Every record here needs to be written out again exactly.

■ Entries from a dataset of interfaces ■
● ● ● ● ●
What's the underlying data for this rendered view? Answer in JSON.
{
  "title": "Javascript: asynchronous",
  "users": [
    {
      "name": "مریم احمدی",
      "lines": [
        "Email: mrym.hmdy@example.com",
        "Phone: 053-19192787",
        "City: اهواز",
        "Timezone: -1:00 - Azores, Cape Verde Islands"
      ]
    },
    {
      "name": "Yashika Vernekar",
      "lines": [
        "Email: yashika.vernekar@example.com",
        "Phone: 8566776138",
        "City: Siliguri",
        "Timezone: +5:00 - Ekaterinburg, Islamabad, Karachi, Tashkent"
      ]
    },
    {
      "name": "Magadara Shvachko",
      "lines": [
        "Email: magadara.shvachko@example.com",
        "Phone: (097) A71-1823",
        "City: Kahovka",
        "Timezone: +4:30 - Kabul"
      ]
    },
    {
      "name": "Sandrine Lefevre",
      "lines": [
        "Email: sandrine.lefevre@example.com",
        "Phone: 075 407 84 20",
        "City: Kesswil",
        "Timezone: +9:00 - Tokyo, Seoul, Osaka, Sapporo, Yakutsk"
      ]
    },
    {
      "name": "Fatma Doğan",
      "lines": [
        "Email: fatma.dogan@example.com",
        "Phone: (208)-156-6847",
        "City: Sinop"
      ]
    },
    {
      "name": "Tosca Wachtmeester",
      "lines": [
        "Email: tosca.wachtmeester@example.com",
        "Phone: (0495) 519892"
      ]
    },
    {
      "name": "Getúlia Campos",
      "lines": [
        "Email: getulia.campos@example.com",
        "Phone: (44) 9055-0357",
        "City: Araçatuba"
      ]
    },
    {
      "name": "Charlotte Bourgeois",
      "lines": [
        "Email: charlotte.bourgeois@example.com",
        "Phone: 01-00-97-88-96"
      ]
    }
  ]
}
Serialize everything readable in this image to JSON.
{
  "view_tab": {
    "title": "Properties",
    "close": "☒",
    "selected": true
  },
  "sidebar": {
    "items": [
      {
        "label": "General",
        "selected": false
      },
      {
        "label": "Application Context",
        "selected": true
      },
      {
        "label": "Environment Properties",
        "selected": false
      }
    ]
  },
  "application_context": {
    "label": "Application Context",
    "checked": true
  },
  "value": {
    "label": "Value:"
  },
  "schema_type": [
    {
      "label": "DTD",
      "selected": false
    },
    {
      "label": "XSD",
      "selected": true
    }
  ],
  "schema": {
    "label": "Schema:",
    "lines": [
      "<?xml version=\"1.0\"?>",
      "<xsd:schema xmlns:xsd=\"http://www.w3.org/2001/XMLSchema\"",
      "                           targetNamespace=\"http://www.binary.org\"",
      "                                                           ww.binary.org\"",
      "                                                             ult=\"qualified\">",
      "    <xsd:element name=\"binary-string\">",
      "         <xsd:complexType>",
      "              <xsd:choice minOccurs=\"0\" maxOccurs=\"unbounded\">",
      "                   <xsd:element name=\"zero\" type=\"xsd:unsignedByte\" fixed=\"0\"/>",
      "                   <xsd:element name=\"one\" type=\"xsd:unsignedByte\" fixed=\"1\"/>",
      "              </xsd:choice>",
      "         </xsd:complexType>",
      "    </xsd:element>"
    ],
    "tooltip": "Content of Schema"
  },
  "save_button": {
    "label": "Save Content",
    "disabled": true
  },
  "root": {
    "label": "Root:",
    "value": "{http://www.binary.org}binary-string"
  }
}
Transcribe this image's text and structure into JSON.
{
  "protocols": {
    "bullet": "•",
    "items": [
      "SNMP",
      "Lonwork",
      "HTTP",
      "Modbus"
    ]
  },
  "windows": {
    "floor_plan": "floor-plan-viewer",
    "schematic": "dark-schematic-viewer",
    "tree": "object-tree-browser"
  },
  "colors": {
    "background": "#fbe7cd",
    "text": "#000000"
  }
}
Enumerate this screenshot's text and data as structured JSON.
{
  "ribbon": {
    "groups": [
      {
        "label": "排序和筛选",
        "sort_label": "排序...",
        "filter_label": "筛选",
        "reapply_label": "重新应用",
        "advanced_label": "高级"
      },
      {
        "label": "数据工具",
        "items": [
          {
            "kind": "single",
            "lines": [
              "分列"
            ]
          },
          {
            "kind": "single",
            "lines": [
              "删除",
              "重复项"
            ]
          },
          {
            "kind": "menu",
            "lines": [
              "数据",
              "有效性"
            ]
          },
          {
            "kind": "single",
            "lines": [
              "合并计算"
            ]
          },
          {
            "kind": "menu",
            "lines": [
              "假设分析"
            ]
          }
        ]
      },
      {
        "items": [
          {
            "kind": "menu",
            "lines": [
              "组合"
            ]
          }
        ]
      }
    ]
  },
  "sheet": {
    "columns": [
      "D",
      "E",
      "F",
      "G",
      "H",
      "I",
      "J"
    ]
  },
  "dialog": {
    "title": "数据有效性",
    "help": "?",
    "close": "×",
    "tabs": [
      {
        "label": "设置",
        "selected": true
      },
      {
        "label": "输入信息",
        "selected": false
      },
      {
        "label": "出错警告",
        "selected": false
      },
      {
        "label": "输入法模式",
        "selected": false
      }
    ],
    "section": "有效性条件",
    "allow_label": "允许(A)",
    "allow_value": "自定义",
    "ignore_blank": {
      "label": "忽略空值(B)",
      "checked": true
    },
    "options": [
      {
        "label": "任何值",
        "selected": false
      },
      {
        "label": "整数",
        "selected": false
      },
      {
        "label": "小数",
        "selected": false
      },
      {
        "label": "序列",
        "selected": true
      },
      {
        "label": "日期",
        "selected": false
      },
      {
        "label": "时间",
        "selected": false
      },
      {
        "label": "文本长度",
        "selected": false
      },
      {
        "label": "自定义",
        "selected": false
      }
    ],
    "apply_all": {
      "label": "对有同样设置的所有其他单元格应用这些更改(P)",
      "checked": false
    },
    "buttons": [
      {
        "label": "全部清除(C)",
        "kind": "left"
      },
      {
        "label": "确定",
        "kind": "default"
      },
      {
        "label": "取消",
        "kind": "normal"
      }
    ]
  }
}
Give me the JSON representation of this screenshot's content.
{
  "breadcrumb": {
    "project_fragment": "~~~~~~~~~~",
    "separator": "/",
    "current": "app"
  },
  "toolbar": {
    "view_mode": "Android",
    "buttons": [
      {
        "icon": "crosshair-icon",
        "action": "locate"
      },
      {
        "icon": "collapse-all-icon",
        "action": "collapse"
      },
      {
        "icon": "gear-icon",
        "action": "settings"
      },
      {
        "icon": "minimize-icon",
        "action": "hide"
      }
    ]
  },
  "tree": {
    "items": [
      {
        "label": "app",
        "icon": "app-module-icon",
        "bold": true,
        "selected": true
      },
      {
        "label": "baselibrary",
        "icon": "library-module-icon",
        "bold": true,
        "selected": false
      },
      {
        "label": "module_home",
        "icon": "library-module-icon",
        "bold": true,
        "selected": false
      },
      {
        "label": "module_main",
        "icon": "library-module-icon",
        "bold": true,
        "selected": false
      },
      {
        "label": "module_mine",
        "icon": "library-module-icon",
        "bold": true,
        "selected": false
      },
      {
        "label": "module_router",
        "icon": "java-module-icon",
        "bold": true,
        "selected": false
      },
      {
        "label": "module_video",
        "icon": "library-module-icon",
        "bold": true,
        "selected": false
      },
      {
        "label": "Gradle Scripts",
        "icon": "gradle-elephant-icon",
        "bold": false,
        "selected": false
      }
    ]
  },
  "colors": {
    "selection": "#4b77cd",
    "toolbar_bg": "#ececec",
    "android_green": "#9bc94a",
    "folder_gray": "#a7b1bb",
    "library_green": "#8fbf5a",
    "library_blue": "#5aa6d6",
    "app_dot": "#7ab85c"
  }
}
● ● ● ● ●
■ Reply ■
What's the underlying data for this rendered view? Answer in JSON.
{
  "title": "Javascript: asynchronous",
  "users": [
    {
      "name": "مریم احمدی",
      "lines": [
        "Email: mrym.hmdy@example.com",
        "Phone: 053-19192787",
        "City: اهواز",
        "Timezone: -1:00 - Azores, Cape Verde Islands"
      ]
    },
    {
      "name": "Yashika Vernekar",
      "lines": [
        "Email: yashika.vernekar@example.com",
        "Phone: 8566776138",
        "City: Siliguri",
        "Timezone: +5:00 - Ekaterinburg, Islamabad, Karachi, Tashkent"
      ]
    },
    {
      "name": "Magadara Shvachko",
      "lines": [
        "Email: magadara.shvachko@example.com",
        "Phone: (097) A71-1823",
        "City: Kahovka",
        "Timezone: +4:30 - Kabul"
      ]
    },
    {
      "name": "Sandrine Lefevre",
      "lines": [
        "Email: sandrine.lefevre@example.com",
        "Phone: 075 407 84 20",
        "City: Kesswil",
        "Timezone: +9:00 - Tokyo, Seoul, Osaka, Sapporo, Yakutsk"
      ]
    },
    {
      "name": "Fatma Doğan",
      "lines": [
        "Email: fatma.dogan@example.com",
        "Phone: (208)-156-6847",
        "City: Sinop"
      ]
    },
    {
      "name": "Tosca Wachtmeester",
      "lines": [
        "Email: tosca.wachtmeester@example.com",
        "Phone: (0495) 519892"
      ]
    },
    {
      "name": "Getúlia Campos",
      "lines": [
        "Email: getulia.campos@example.com",
        "Phone: (44) 9055-0357",
        "City: Araçatuba"
      ]
    },
    {
      "name": "Charlotte Bourgeois",
      "lines": [
        "Email: charlotte.bourgeois@example.com",
        "Phone: 01-00-97-88-96"
      ]
    }
  ]
}
Serialize everything readable in this image to JSON.
{
  "view_tab": {
    "title": "Properties",
    "close": "☒",
    "selected": true
  },
  "sidebar": {
    "items": [
      {
        "label": "General",
        "selected": false
      },
      {
        "label": "Application Context",
        "selected": true
      },
      {
        "label": "Environment Properties",
        "selected": false
      }
    ]
  },
  "application_context": {
    "label": "Application Context",
    "checked": true
  },
  "value": {
    "label": "Value:"
  },
  "schema_type": [
    {
      "label": "DTD",
      "selected": false
    },
    {
      "label": "XSD",
      "selected": true
    }
  ],
  "schema": {
    "label": "Schema:",
    "lines": [
      "<?xml version=\"1.0\"?>",
      "<xsd:schema xmlns:xsd=\"http://www.w3.org/2001/XMLSchema\"",
      "                           targetNamespace=\"http://www.binary.org\"",
      "                                                           ww.binary.org\"",
      "                                                             ult=\"qualified\">",
      "    <xsd:element name=\"binary-string\">",
      "         <xsd:complexType>",
      "              <xsd:choice minOccurs=\"0\" maxOccurs=\"unbounded\">",
      "                   <xsd:element name=\"zero\" type=\"xsd:unsignedByte\" fixed=\"0\"/>",
      "                   <xsd:element name=\"one\" type=\"xsd:unsignedByte\" fixed=\"1\"/>",
      "              </xsd:choice>",
      "         </xsd:complexType>",
      "    </xsd:element>"
    ],
    "tooltip": "Content of Schema"
  },
  "save_button": {
    "label": "Save Content",
    "disabled": true
  },
  "root": {
    "label": "Root:",
    "value": "{http://www.binary.org}binary-string"
  }
}
Transcribe this image's text and structure into JSON.
{
  "protocols": {
    "bullet": "•",
    "items": [
      "SNMP",
      "Lonwork",
      "HTTP",
      "Modbus"
    ]
  },
  "windows": {
    "floor_plan": "floor-plan-viewer",
    "schematic": "dark-schematic-viewer",
    "tree": "object-tree-browser"
  },
  "colors": {
    "background": "#fbe7cd",
    "text": "#000000"
  }
}
Enumerate this screenshot's text and data as structured JSON.
{
  "ribbon": {
    "groups": [
      {
        "label": "排序和筛选",
        "sort_label": "排序...",
        "filter_label": "筛选",
        "reapply_label": "重新应用",
        "advanced_label": "高级"
      },
      {
        "label": "数据工具",
        "items": [
          {
            "kind": "single",
            "lines": [
              "分列"
            ]
          },
          {
            "kind": "single",
            "lines": [
              "删除",
              "重复项"
            ]
          },
          {
            "kind": "menu",
            "lines": [
              "数据",
              "有效性"
            ]
          },
          {
            "kind": "single",
            "lines": [
              "合并计算"
            ]
          },
          {
            "kind": "menu",
            "lines": [
              "假设分析"
            ]
          }
        ]
      },
      {
        "items": [
          {
            "kind": "menu",
            "lines": [
              "组合"
            ]
          }
        ]
      }
    ]
  },
  "sheet": {
    "columns": [
      "D",
      "E",
      "F",
      "G",
      "H",
      "I",
      "J"
    ]
  },
  "dialog": {
    "title": "数据有效性",
    "help": "?",
    "close": "×",
    "tabs": [
      {
        "label": "设置",
        "selected": true
      },
      {
        "label": "输入信息",
        "selected": false
      },
      {
        "label": "出错警告",
        "selected": false
      },
      {
        "label": "输入法模式",
        "selected": false
      }
    ],
    "section": "有效性条件",
    "allow_label": "允许(A)",
    "allow_value": "自定义",
    "ignore_blank": {
      "label": "忽略空值(B)",
      "checked": true
    },
    "options": [
      {
        "label": "任何值",
        "selected": false
      },
      {
        "label": "整数",
        "selected": false
      },
      {
        "label": "小数",
        "selected": false
      },
      {
        "label": "序列",
        "selected": true
      },
      {
        "label": "日期",
        "selected": false
      },
      {
        "label": "时间",
        "selected": false
      },
      {
        "label": "文本长度",
        "selected": false
      },
      {
        "label": "自定义",
        "selected": false
      }
    ],
    "apply_all": {
      "label": "对有同样设置的所有其他单元格应用这些更改(P)",
      "checked": false
    },
    "buttons": [
      {
        "label": "全部清除(C)",
        "kind": "left"
      },
      {
        "label": "确定",
        "kind": "default"
      },
      {
        "label": "取消",
        "kind": "normal"
      }
    ]
  }
}
Give me the JSON representation of this screenshot's content.
{
  "breadcrumb": {
    "project_fragment": "~~~~~~~~~~",
    "separator": "/",
    "current": "app"
  },
  "toolbar": {
    "view_mode": "Android",
    "buttons": [
      {
        "icon": "crosshair-icon",
        "action": "locate"
      },
      {
        "icon": "collapse-all-icon",
        "action": "collapse"
      },
      {
        "icon": "gear-icon",
        "action": "settings"
      },
      {
        "icon": "minimize-icon",
        "action": "hide"
      }
    ]
  },
  "tree": {
    "items": [
      {
        "label": "app",
        "icon": "app-module-icon",
        "bold": true,
        "selected": true
      },
      {
        "label": "baselibrary",
        "icon": "library-module-icon",
        "bold": true,
        "selected": false
      },
      {
        "label": "module_home",
        "icon": "library-module-icon",
        "bold": true,
        "selected": false
      },
      {
        "label": "module_main",
        "icon": "library-module-icon",
        "bold": true,
        "selected": false
      },
      {
        "label": "module_mine",
        "icon": "library-module-icon",
        "bold": true,
        "selected": false
      },
      {
        "label": "module_router",
        "icon": "java-module-icon",
        "bold": true,
        "selected": false
      },
      {
        "label": "module_video",
        "icon": "library-module-icon",
        "bold": true,
        "selected": false
      },
      {
        "label": "Gradle Scripts",
        "icon": "gradle-elephant-icon",
        "bold": false,
        "selected": false
      }
    ]
  },
  "colors": {
    "selection": "#4b77cd",
    "toolbar_bg": "#ececec",
    "android_green": "#9bc94a",
    "folder_gray": "#a7b1bb",
    "library_green": "#8fbf5a",
    "library_blue": "#5aa6d6",
    "app_dot": "#7ab85c"
  }
}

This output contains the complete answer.